TY - CHAP

T1 - Conscientiousness in Education

T2 - Its Conceptualization, Assessment, and Utility

AU - Kim, Lisa

AU - Poropat, Arthur

AU - MacCann, Carolyn

PY - 2016

Y1 - 2016

N2 - Conscientiousness is the personality domain most strongly associated with academic performance, and is similar to important drivers of educational success, such as grit and time management. There are many slightly different theoretical models that describe the constituent components (or facets) of conscientiousness. In this chapter, we outline the main theoretical models of conscientiousness, and synthesize empirical research examining its underlying structure. We review the conscientiousness/academic achievement association for: (a) the broad domain versus constituent facets of conscientiousness; (b) self-ratings versus observer-ratings of conscientiousness; and (c) conscientiousness as a characteristic of teachers as well as students. We outline two main applications of conscientiousness in education: Large-scale multi-country comparisons (such as PISA) and student selection for undergraduate or postgraduate study. These applications rely on accurate assessment procedures, raising issues with standard rating-scale assessments of conscientiousness. For this reason, we discuss two alternative directions for assessment: Forced-choice assessments and anchoring vignettes. Lastly, given the research indicating that conscientiousness changes with time, we consider whether students’ conscientiousness can be enhanced as a way to increase educational success. In summary, this chapter outlines the conceptualization, measurement, and applications of conscientiousness in education.

AB - Conscientiousness is the personality domain most strongly associated with academic performance, and is similar to important drivers of educational success, such as grit and time management. There are many slightly different theoretical models that describe the constituent components (or facets) of conscientiousness. In this chapter, we outline the main theoretical models of conscientiousness, and synthesize empirical research examining its underlying structure. We review the conscientiousness/academic achievement association for: (a) the broad domain versus constituent facets of conscientiousness; (b) self-ratings versus observer-ratings of conscientiousness; and (c) conscientiousness as a characteristic of teachers as well as students. We outline two main applications of conscientiousness in education: Large-scale multi-country comparisons (such as PISA) and student selection for undergraduate or postgraduate study.
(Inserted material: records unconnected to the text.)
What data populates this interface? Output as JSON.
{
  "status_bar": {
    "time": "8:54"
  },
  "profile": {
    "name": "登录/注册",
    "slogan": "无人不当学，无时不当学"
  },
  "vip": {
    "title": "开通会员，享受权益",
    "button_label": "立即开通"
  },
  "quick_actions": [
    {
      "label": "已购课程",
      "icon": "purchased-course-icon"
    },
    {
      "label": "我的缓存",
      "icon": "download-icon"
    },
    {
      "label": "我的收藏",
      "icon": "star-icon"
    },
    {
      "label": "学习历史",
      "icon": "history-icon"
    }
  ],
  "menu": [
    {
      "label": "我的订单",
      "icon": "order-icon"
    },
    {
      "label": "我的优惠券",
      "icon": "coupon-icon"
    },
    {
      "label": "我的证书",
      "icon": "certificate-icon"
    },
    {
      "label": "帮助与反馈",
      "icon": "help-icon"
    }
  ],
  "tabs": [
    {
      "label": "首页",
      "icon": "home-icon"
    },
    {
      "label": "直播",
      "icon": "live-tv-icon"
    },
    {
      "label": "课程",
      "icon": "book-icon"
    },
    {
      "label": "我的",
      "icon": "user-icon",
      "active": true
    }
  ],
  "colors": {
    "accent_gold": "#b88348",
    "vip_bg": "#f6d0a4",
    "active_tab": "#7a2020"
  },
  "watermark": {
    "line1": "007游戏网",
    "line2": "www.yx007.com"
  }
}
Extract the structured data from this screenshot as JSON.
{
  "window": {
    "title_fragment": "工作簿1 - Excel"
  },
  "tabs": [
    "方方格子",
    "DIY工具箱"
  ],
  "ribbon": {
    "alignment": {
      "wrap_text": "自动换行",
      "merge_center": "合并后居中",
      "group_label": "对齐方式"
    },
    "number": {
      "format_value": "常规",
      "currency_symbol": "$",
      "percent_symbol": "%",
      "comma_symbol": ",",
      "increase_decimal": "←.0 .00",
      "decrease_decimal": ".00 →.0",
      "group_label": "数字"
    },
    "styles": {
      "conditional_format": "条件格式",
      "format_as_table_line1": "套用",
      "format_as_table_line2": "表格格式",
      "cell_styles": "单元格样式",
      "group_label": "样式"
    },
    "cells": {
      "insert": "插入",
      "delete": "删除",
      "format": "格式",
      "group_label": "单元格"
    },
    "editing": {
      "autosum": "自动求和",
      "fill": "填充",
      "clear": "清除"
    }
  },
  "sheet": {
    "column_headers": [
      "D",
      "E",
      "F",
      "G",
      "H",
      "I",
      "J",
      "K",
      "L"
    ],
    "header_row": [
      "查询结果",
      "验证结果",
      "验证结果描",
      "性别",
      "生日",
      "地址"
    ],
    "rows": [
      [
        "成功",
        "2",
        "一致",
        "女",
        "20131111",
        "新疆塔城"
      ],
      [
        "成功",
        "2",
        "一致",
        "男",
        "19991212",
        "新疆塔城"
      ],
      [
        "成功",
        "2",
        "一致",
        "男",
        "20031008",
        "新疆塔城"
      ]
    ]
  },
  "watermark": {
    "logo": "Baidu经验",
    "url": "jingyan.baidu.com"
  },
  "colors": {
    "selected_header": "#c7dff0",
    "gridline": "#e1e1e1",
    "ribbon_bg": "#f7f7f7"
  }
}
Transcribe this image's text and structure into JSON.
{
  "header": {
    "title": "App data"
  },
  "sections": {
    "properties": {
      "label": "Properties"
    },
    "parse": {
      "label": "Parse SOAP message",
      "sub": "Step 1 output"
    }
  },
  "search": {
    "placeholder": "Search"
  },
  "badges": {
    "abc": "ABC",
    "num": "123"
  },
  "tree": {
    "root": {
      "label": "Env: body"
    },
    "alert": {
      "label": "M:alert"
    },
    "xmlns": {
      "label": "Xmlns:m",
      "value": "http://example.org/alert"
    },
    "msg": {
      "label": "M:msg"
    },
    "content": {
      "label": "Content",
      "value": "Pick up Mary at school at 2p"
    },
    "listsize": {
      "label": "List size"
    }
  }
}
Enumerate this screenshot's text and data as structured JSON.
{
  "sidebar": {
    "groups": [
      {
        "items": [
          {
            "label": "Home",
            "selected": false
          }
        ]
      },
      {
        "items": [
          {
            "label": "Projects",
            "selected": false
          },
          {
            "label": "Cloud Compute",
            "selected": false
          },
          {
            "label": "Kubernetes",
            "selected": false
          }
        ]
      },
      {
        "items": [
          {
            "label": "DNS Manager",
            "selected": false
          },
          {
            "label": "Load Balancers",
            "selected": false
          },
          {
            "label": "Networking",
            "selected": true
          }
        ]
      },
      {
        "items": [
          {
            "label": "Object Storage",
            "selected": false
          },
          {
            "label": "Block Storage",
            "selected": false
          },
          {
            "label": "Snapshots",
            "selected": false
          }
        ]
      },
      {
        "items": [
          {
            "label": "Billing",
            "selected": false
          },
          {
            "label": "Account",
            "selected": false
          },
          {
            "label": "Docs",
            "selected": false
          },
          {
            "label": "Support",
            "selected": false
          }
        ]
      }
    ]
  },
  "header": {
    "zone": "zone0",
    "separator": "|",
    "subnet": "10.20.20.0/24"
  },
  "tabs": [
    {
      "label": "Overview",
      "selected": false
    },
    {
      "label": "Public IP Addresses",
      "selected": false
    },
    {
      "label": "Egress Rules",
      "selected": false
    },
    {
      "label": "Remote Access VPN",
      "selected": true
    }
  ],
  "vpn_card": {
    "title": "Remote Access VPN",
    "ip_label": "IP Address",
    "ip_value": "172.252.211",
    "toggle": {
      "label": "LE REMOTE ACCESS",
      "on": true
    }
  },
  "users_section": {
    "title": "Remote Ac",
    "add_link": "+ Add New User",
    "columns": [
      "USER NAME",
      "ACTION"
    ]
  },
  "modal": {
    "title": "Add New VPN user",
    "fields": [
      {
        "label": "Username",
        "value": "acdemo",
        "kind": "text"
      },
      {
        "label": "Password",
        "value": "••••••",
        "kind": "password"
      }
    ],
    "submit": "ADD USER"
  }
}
These applications rely on accurate assessment procedures, raising issues with standard rating-scale assessments of conscientiousness. For this reason, we discuss two alternative directions for assessment: Forced-choice assessments and anchoring vignettes. Lastly, given the research indicating that conscientiousness changes with time, we consider whether students’ conscientiousness can be enhanced as a way to increase educational success. In summary, this chapter outlines the conceptualization, measurement, and applications of conscientiousness in education.

U2 - 10.1007/978-3-319-28606-8_7

DO - 10.1007/978-3-319-28606-8_7

M3 - Chapter

SP - 155

EP - 185

BT - Psychosocial Skills and School Systems in the 21st Century

A2 - Lipnevich, Anastasiya

A2 - Preckel, Franzis

A2 - Roberts, Richard

PB - Springer

ER -